- **Material provided**:
- Opening Delimiter -

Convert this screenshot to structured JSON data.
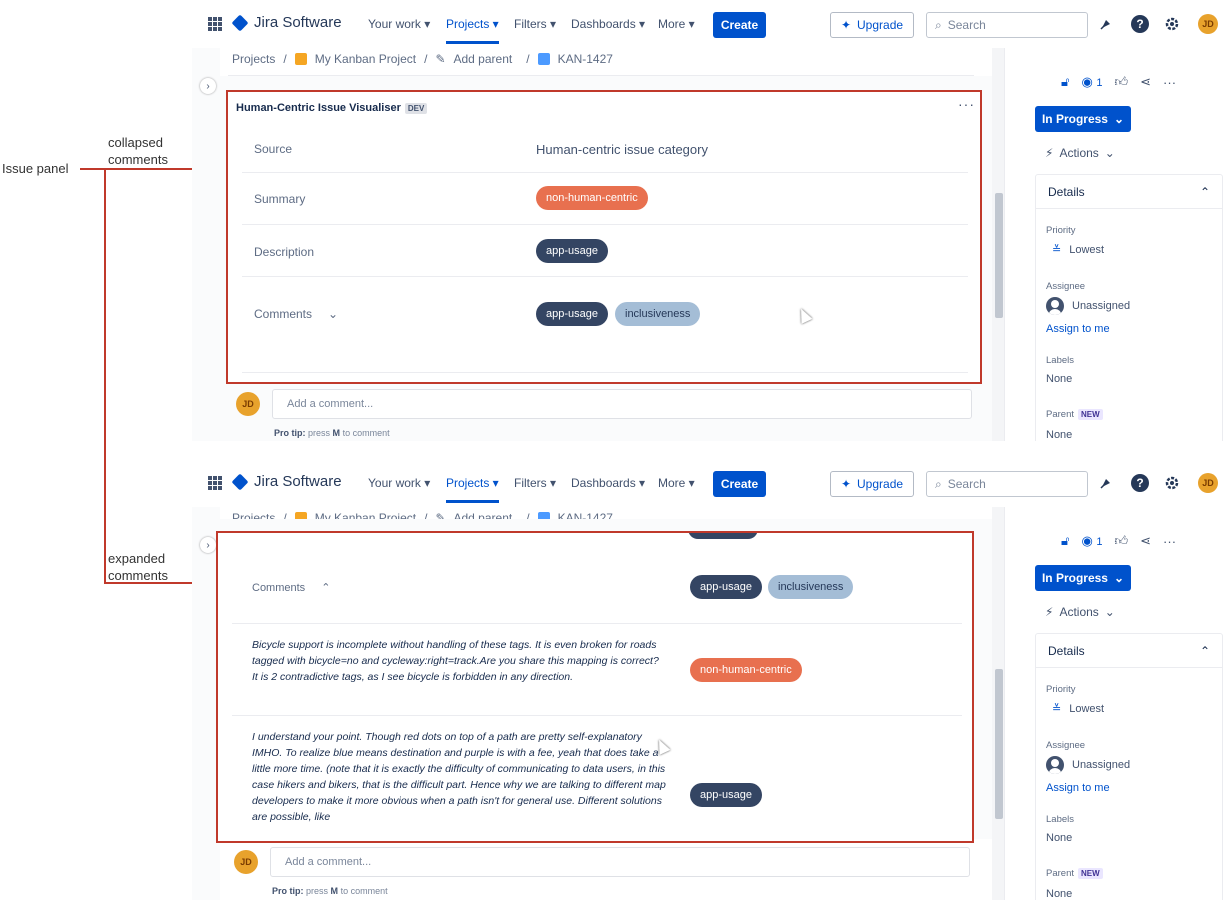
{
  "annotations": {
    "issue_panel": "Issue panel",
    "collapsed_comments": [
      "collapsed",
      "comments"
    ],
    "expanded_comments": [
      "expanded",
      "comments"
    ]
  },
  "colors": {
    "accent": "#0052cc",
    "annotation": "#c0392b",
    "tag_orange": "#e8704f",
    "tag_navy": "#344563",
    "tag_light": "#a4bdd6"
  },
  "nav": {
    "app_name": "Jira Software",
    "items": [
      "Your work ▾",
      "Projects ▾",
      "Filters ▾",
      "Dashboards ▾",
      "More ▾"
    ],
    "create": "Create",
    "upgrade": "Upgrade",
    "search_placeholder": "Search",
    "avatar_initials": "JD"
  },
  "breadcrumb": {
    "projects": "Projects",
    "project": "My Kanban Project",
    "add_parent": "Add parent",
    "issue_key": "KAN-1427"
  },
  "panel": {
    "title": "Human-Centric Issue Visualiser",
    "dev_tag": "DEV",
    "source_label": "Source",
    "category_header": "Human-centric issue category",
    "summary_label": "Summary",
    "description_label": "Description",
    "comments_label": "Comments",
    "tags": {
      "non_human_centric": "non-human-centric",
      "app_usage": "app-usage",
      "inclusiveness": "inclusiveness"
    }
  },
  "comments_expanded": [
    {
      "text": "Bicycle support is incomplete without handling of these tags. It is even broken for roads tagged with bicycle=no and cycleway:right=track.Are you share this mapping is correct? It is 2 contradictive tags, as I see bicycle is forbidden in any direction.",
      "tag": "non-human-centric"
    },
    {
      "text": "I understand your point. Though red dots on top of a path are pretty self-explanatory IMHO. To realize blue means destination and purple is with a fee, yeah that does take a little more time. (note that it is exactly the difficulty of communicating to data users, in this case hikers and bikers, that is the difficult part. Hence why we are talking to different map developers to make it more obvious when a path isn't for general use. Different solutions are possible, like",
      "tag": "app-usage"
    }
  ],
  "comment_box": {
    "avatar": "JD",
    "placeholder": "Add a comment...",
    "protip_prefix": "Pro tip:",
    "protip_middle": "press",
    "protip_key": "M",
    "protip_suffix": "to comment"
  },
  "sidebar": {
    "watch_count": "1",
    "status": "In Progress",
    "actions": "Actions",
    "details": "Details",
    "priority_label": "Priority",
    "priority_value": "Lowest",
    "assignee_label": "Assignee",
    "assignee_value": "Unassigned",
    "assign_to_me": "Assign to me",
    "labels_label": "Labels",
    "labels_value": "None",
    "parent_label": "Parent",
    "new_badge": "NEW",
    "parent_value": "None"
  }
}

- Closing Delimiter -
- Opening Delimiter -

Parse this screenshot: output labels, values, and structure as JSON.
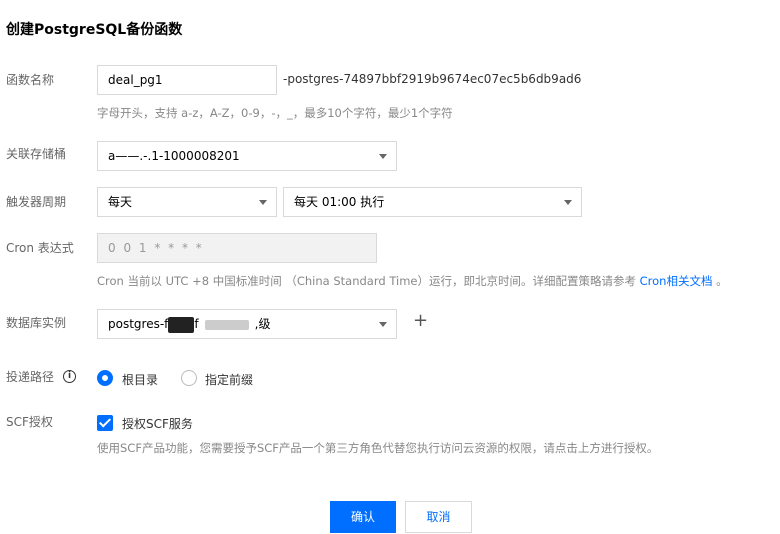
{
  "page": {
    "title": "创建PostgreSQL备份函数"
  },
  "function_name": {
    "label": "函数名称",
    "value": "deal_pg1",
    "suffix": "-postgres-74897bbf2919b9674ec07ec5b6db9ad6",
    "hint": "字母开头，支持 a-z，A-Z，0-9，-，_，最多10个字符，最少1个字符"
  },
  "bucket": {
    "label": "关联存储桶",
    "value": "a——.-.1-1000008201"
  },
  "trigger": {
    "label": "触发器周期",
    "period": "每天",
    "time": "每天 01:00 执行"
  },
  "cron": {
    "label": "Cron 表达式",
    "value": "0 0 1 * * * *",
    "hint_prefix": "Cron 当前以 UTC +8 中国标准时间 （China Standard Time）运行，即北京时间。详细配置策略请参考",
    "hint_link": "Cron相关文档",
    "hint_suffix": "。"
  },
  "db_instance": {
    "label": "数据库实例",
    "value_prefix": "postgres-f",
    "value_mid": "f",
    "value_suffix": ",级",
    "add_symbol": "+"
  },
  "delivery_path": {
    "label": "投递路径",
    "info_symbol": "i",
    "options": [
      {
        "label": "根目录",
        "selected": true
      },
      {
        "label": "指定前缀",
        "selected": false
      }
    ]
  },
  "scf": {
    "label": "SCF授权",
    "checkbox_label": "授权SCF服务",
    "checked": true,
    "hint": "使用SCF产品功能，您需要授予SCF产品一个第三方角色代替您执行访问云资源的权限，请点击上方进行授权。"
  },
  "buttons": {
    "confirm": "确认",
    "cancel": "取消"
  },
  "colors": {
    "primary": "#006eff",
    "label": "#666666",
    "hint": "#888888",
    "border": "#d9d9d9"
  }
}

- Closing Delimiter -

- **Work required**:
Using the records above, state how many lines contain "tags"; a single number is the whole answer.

- **Response to the exercise**:
2